Data records:

====

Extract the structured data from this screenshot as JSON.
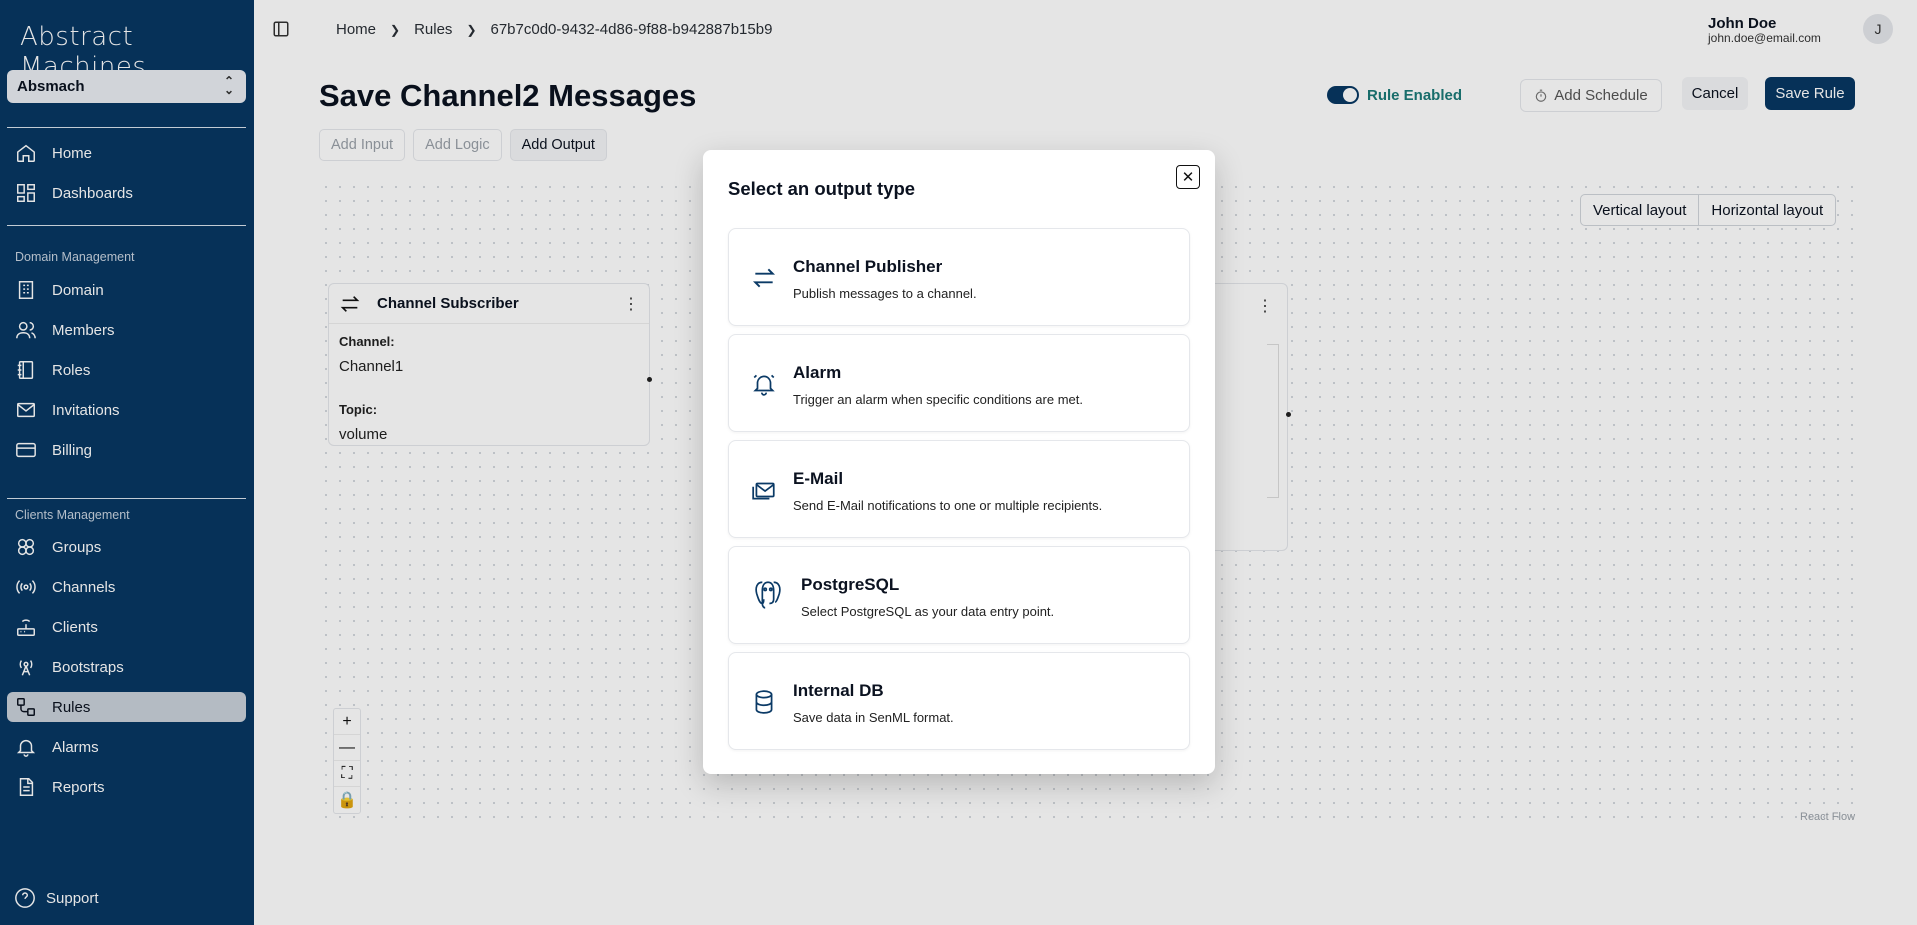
{
  "sidebar": {
    "brand": "Abstract Machines",
    "org": "Absmach",
    "nav_main": [
      {
        "label": "Home",
        "icon": "home-icon"
      },
      {
        "label": "Dashboards",
        "icon": "dashboard-icon"
      }
    ],
    "domain_section": "Domain Management",
    "nav_domain": [
      {
        "label": "Domain",
        "icon": "building-icon"
      },
      {
        "label": "Members",
        "icon": "members-icon"
      },
      {
        "label": "Roles",
        "icon": "book-icon"
      },
      {
        "label": "Invitations",
        "icon": "mail-icon"
      },
      {
        "label": "Billing",
        "icon": "credit-card-icon"
      }
    ],
    "clients_section": "Clients Management",
    "nav_clients": [
      {
        "label": "Groups",
        "icon": "groups-icon"
      },
      {
        "label": "Channels",
        "icon": "radio-icon"
      },
      {
        "label": "Clients",
        "icon": "router-icon"
      },
      {
        "label": "Bootstraps",
        "icon": "antenna-icon"
      },
      {
        "label": "Rules",
        "icon": "workflow-icon"
      },
      {
        "label": "Alarms",
        "icon": "bell-icon"
      },
      {
        "label": "Reports",
        "icon": "file-icon"
      }
    ],
    "support": "Support"
  },
  "header": {
    "breadcrumb": [
      "Home",
      "Rules",
      "67b7c0d0-9432-4d86-9f88-b942887b15b9"
    ],
    "user_name": "John Doe",
    "user_email": "john.doe@email.com",
    "avatar_initial": "J"
  },
  "page": {
    "title": "Save Channel2 Messages",
    "rule_enabled_label": "Rule Enabled",
    "add_schedule": "Add Schedule",
    "cancel": "Cancel",
    "save_rule": "Save Rule",
    "tabs": [
      "Add Input",
      "Add Logic",
      "Add Output"
    ],
    "vertical_layout": "Vertical layout",
    "horizontal_layout": "Horizontal layout",
    "react_flow": "React Flow"
  },
  "node": {
    "title": "Channel Subscriber",
    "channel_label": "Channel:",
    "channel_value": "Channel1",
    "topic_label": "Topic:",
    "topic_value": "volume"
  },
  "modal": {
    "title": "Select an output type",
    "options": [
      {
        "title": "Channel Publisher",
        "desc": "Publish messages to a channel.",
        "icon": "arrows-exchange-icon"
      },
      {
        "title": "Alarm",
        "desc": "Trigger an alarm when specific conditions are met.",
        "icon": "bell-ring-icon"
      },
      {
        "title": "E-Mail",
        "desc": "Send E-Mail notifications to one or multiple recipients.",
        "icon": "mail-stack-icon"
      },
      {
        "title": "PostgreSQL",
        "desc": "Select PostgreSQL as your data entry point.",
        "icon": "postgresql-icon"
      },
      {
        "title": "Internal DB",
        "desc": "Save data in SenML format.",
        "icon": "database-icon"
      }
    ]
  },
  "colors": {
    "sidebar_bg": "#073763",
    "accent": "#073763",
    "rule_enabled_text": "#1b7a78"
  }
}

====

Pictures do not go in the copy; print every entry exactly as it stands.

Extract the structured data from this screenshot as JSON.
{
  "sidebar": {
    "brand": "Abstract Machines",
    "org": "Absmach",
    "nav_main": [
      {
        "label": "Home",
        "icon": "home-icon"
      },
      {
        "label": "Dashboards",
        "icon": "dashboard-icon"
      }
    ],
    "domain_section": "Domain Management",
    "nav_domain": [
      {
        "label": "Domain",
        "icon": "building-icon"
      },
      {
        "label": "Members",
        "icon": "members-icon"
      },
      {
        "label": "Roles",
        "icon": "book-icon"
      },
      {
        "label": "Invitations",
        "icon": "mail-icon"
      },
      {
        "label": "Billing",
        "icon": "credit-card-icon"
      }
    ],
    "clients_section": "Clients Management",
    "nav_clients": [
      {
        "label": "Groups",
        "icon": "groups-icon"
      },
      {
        "label": "Channels",
        "icon": "radio-icon"
      },
      {
        "label": "Clients",
        "icon": "router-icon"
      },
      {
        "label": "Bootstraps",
        "icon": "antenna-icon"
      },
      {
        "label": "Rules",
        "icon": "workflow-icon"
      },
      {
        "label": "Alarms",
        "icon": "bell-icon"
      },
      {
        "label": "Reports",
        "icon": "file-icon"
      }
    ],
    "support": "Support"
  },
  "header": {
    "breadcrumb": [
      "Home",
      "Rules",
      "67b7c0d0-9432-4d86-9f88-b942887b15b9"
    ],
    "user_name": "John Doe",
    "user_email": "john.doe@email.com",
    "avatar_initial": "J"
  },
  "page": {
    "title": "Save Channel2 Messages",
    "rule_enabled_label": "Rule Enabled",
    "add_schedule": "Add Schedule",
    "cancel": "Cancel",
    "save_rule": "Save Rule",
    "tabs": [
      "Add Input",
      "Add Logic",
      "Add Output"
    ],
    "vertical_layout": "Vertical layout",
    "horizontal_layout": "Horizontal layout",
    "react_flow": "React Flow"
  },
  "node": {
    "title": "Channel Subscriber",
    "channel_label": "Channel:",
    "channel_value": "Channel1",
    "topic_label": "Topic:",
    "topic_value": "volume"
  },
  "modal": {
    "title": "Select an output type",
    "options": [
      {
        "title": "Channel Publisher",
        "desc": "Publish messages to a channel.",
        "icon": "arrows-exchange-icon"
      },
      {
        "title": "Alarm",
        "desc": "Trigger an alarm when specific conditions are met.",
        "icon": "bell-ring-icon"
      },
      {
        "title": "E-Mail",
        "desc": "Send E-Mail notifications to one or multiple recipients.",
        "icon": "mail-stack-icon"
      },
      {
        "title": "PostgreSQL",
        "desc": "Select PostgreSQL as your data entry point.",
        "icon": "postgresql-icon"
      },
      {
        "title": "Internal DB",
        "desc": "Save data in SenML format.",
        "icon": "database-icon"
      }
    ]
  },
  "colors": {
    "sidebar_bg": "#073763",
    "accent": "#073763",
    "rule_enabled_text": "#1b7a78"
  }
}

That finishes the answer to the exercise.